The Duke of Wellington Inn, Danby, built 1765
The Duke of Wellington Inn, Danby, built 1765

A beautifully situated village in the north of the North York Moors National Park, Danby is perfectly located for exploring the northern part of the park. The Moors Centre is the information point and education centre for visitors keen to enjoy the national park. The centre is located on a minor road just outside the village.

The Moors Centre is housed in an old shooting lodge that belonged to the Danby Estate, owned by the Dawnay family. The core of the building is a 17th century farmhouse, transformed in the 18th century into a lodge for the Dawneys and their guests to enjoy grouse shooting on the nearby moors.

A short distance away are the ruins of Danby Castle, once home to Catherine Parr, sixth and final wife to Henry VIII. At nearby Danby Beck is Stormy Hall, named, so legend tells us, after Henry VIII took refuge there during a storm while on his way to visit Catherine Parr at the castle.

The rectangular castle dates to the early 14th century and was built for Lord Latimer. In its day the design was remarkable, combining defence and a comfortable residence into one building. It is now incorporated into a large farmhouse.

The castle is usually closed to the public, but visits can sometimes be arranged through the Moors Centre. The Danby court leet meets here regularly to govern the use of common land in the area. The leet was originally a manorial court, deciding all manner of criminal cases.

The Moors Centre in Danby
The Moors Centre in Danby

The Moors Centre has a wealth of information on visiting the National Park, from maps to information pamphlets, you can find out about the natural history of the area, the best places to see birds, wildlife, and unusual plants. Learn about the local animals and plants that call the moors home, and find out more about the Danby estate and tourist attractions in the area.

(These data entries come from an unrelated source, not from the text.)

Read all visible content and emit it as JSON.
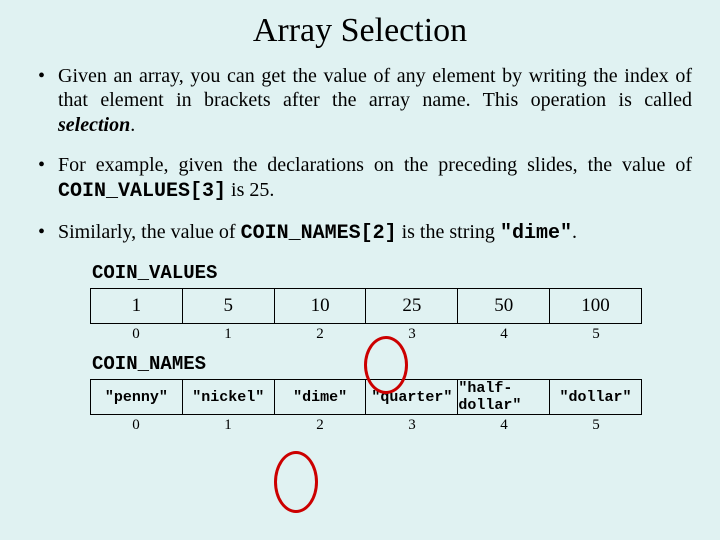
{
  "title": "Array Selection",
  "bullet1": {
    "pre": "Given an array, you can get the value of any element by writing the index of that element in brackets after the array name.  This operation is called ",
    "sel": "selection",
    "post": "."
  },
  "bullet2": {
    "pre": "For example, given the declarations on the preceding slides, the value of ",
    "code": "COIN_VALUES[3]",
    "post": " is 25."
  },
  "bullet3": {
    "pre": "Similarly, the value of ",
    "code": "COIN_NAMES[2]",
    "mid": " is the string ",
    "str": "\"dime\"",
    "post": "."
  },
  "coin_values_label": "COIN_VALUES",
  "coin_values": [
    "1",
    "5",
    "10",
    "25",
    "50",
    "100"
  ],
  "coin_values_idx": [
    "0",
    "1",
    "2",
    "3",
    "4",
    "5"
  ],
  "coin_names_label": "COIN_NAMES",
  "coin_names": [
    "\"penny\"",
    "\"nickel\"",
    "\"dime\"",
    "\"quarter\"",
    "\"half-dollar\"",
    "\"dollar\""
  ],
  "coin_names_idx": [
    "0",
    "1",
    "2",
    "3",
    "4",
    "5"
  ]
}
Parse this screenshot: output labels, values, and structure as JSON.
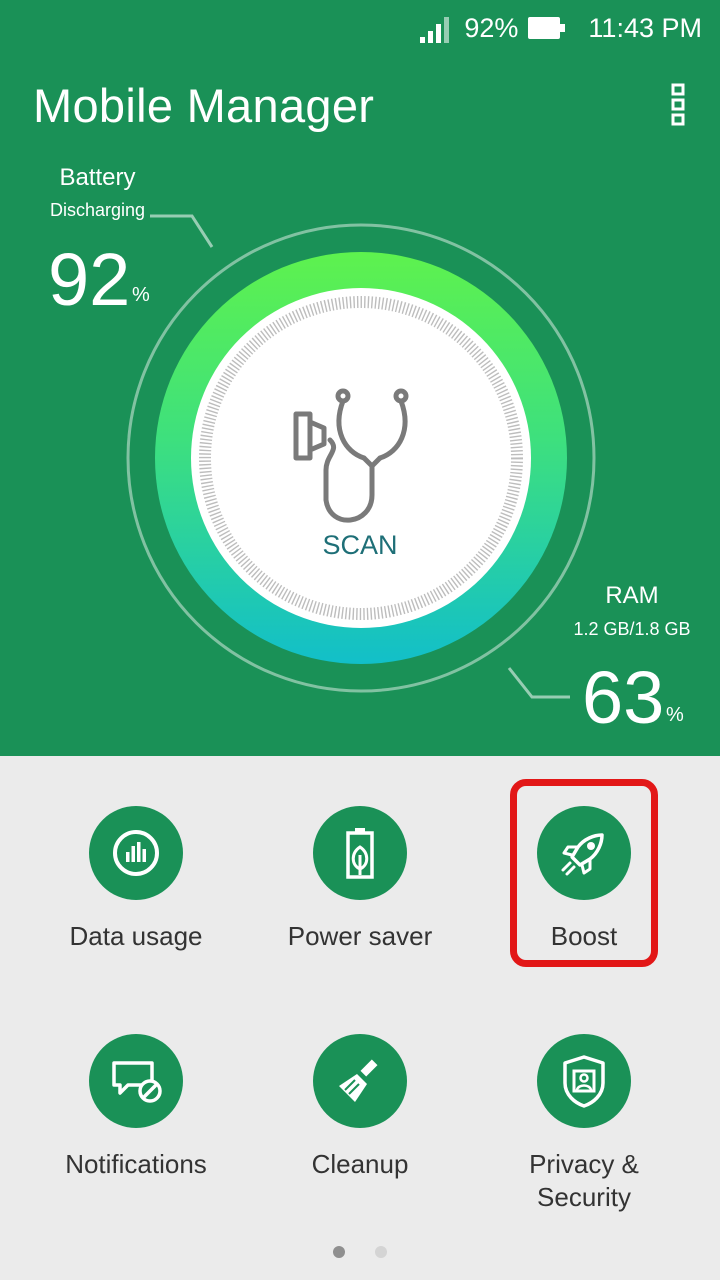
{
  "status_bar": {
    "battery_percent": "92%",
    "time": "11:43 PM"
  },
  "header": {
    "title": "Mobile Manager"
  },
  "battery": {
    "label": "Battery",
    "state": "Discharging",
    "value": "92",
    "unit": "%"
  },
  "ram": {
    "label": "RAM",
    "usage": "1.2 GB/1.8 GB",
    "value": "63",
    "unit": "%"
  },
  "scan": {
    "label": "SCAN"
  },
  "tools": [
    {
      "label": "Data usage",
      "icon": "bar-chart-icon"
    },
    {
      "label": "Power saver",
      "icon": "battery-leaf-icon"
    },
    {
      "label": "Boost",
      "icon": "rocket-icon"
    },
    {
      "label": "Notifications",
      "icon": "notification-block-icon"
    },
    {
      "label": "Cleanup",
      "icon": "broom-icon"
    },
    {
      "label": "Privacy & Security",
      "icon": "shield-user-icon"
    }
  ],
  "pager": {
    "current_page": 1,
    "total_pages": 2
  },
  "colors": {
    "primary_green": "#1a9157",
    "highlight_red": "#e21717",
    "scan_text": "#1e6f77"
  }
}
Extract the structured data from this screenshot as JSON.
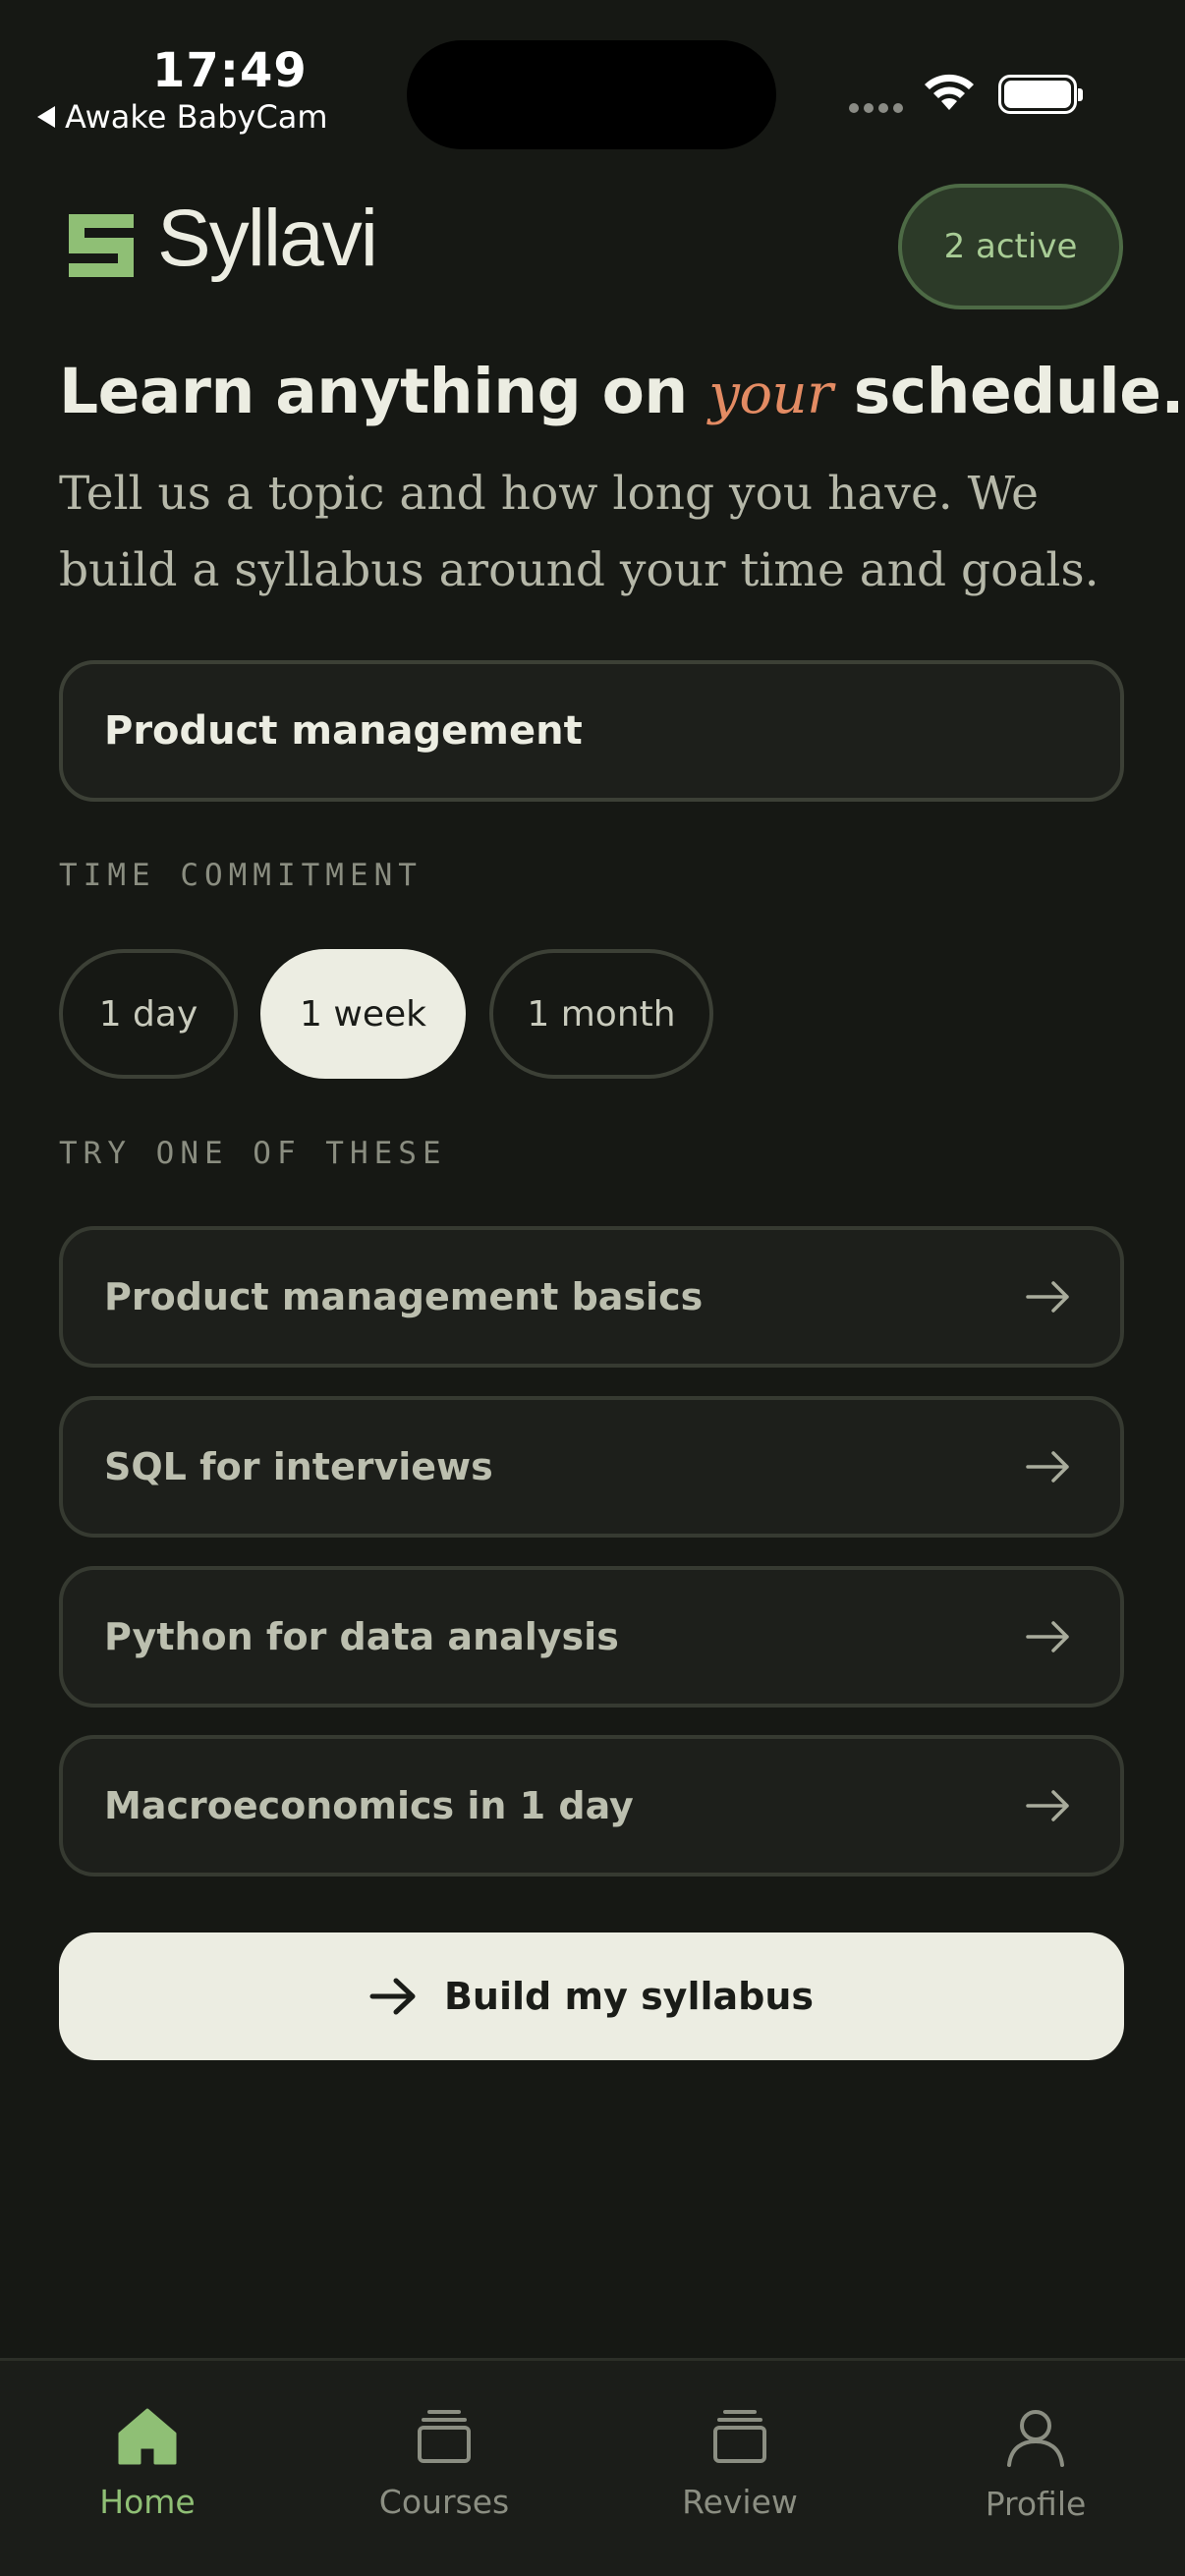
{
  "status_bar": {
    "time": "17:49",
    "back_app": "Awake BabyCam"
  },
  "header": {
    "app_name": "Syllavi",
    "active_badge": "2 active"
  },
  "hero": {
    "headline_before": "Learn anything on ",
    "headline_accent": "your",
    "headline_after": " schedule.",
    "subtitle": "Tell us a topic and how long you have. We build a syllabus around your time and goals."
  },
  "topic_input": {
    "value": "Product management"
  },
  "time_commitment": {
    "label": "TIME COMMITMENT",
    "options": [
      "1 day",
      "1 week",
      "1 month"
    ],
    "selected": "1 week"
  },
  "suggestions": {
    "label": "TRY ONE OF THESE",
    "items": [
      "Product management basics",
      "SQL for interviews",
      "Python for data analysis",
      "Macroeconomics in 1 day"
    ]
  },
  "build_button": {
    "label": "Build my syllabus"
  },
  "tab_bar": {
    "tabs": [
      "Home",
      "Courses",
      "Review",
      "Profile"
    ],
    "active": "Home"
  },
  "colors": {
    "background": "#161814",
    "accent_green": "#8fbf75",
    "accent_orange": "#e38b63",
    "text_light": "#ecede2"
  }
}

There are regular workshops aimed at the younger generation, play areas, and interactive exhibitions. You can also enjoy a very pretty set of terraced gardens with great views of the moors, and take walks through nearby Crow Wood. Easy trails lead from Danby village onto the moors.

In the centre of Danby is the Duke of Wellington inn, which dates back to 1765. In the Napoleonic Wars, the inn was used as a recruiting station for soldiers. Look for the cast iron plaque with the likeness of the Duke, discovered during restoration work and now occupying pride of place over the fireplace in the bar.

A short distance outside the village is St Hilda's church, dating the Saxon period and retaining stonework from the Saxon, Norman, medieval, and Georgian periods. Closer to the village green is the Methodist Church, built in 1811. Beside the church is Victoria Jubilee School, built in 1887 to celebrate Queen Victoria's Jubilee.

Looming above the village is the hill of Danby Beacon, standing 229 metres high. In the 17th century a signal beacon stood atop the hill, to be lit at the first sign of an invasion fleet from France. The same hill later served as home to one of the first radar stations in England during WWII.

It is well worth venturing onto the slopes of Danby Beacon in August, when the heather is in bloom; the fields of brilliant purple heather are simply stunning, and the views over the surrounding countryside are breathtaking.

A standing stone amid the heather on Danby Beacon
A standing stone amid the heather on Danby Beacon


I had the pleasure of staying in Danby at the Duke of Wellington inn for 3 days. I absolutely loved it. The location is simply wonderful. The village is incredibly picturesque and is full of historic buildings, none more so than the inn itself. A very short walk from the village brings you out onto the moors, where the scenery, especially when the heather is in bloom, is stunning.

It is well worth stopping atop Danby Beacon, just for the views, and if you can time your visits for sunset, you will be rewarded with a superb panoramic vista over the surrounding moorland countryside. Another highlight for me was the large number of standing stones scattered here and there amid the heather. Seemingly everywhere you look are more stones, evidence of just how long this area has been inhabited. And back in the village, keep an eye out for blackface sheep grazing peacefully on the village green!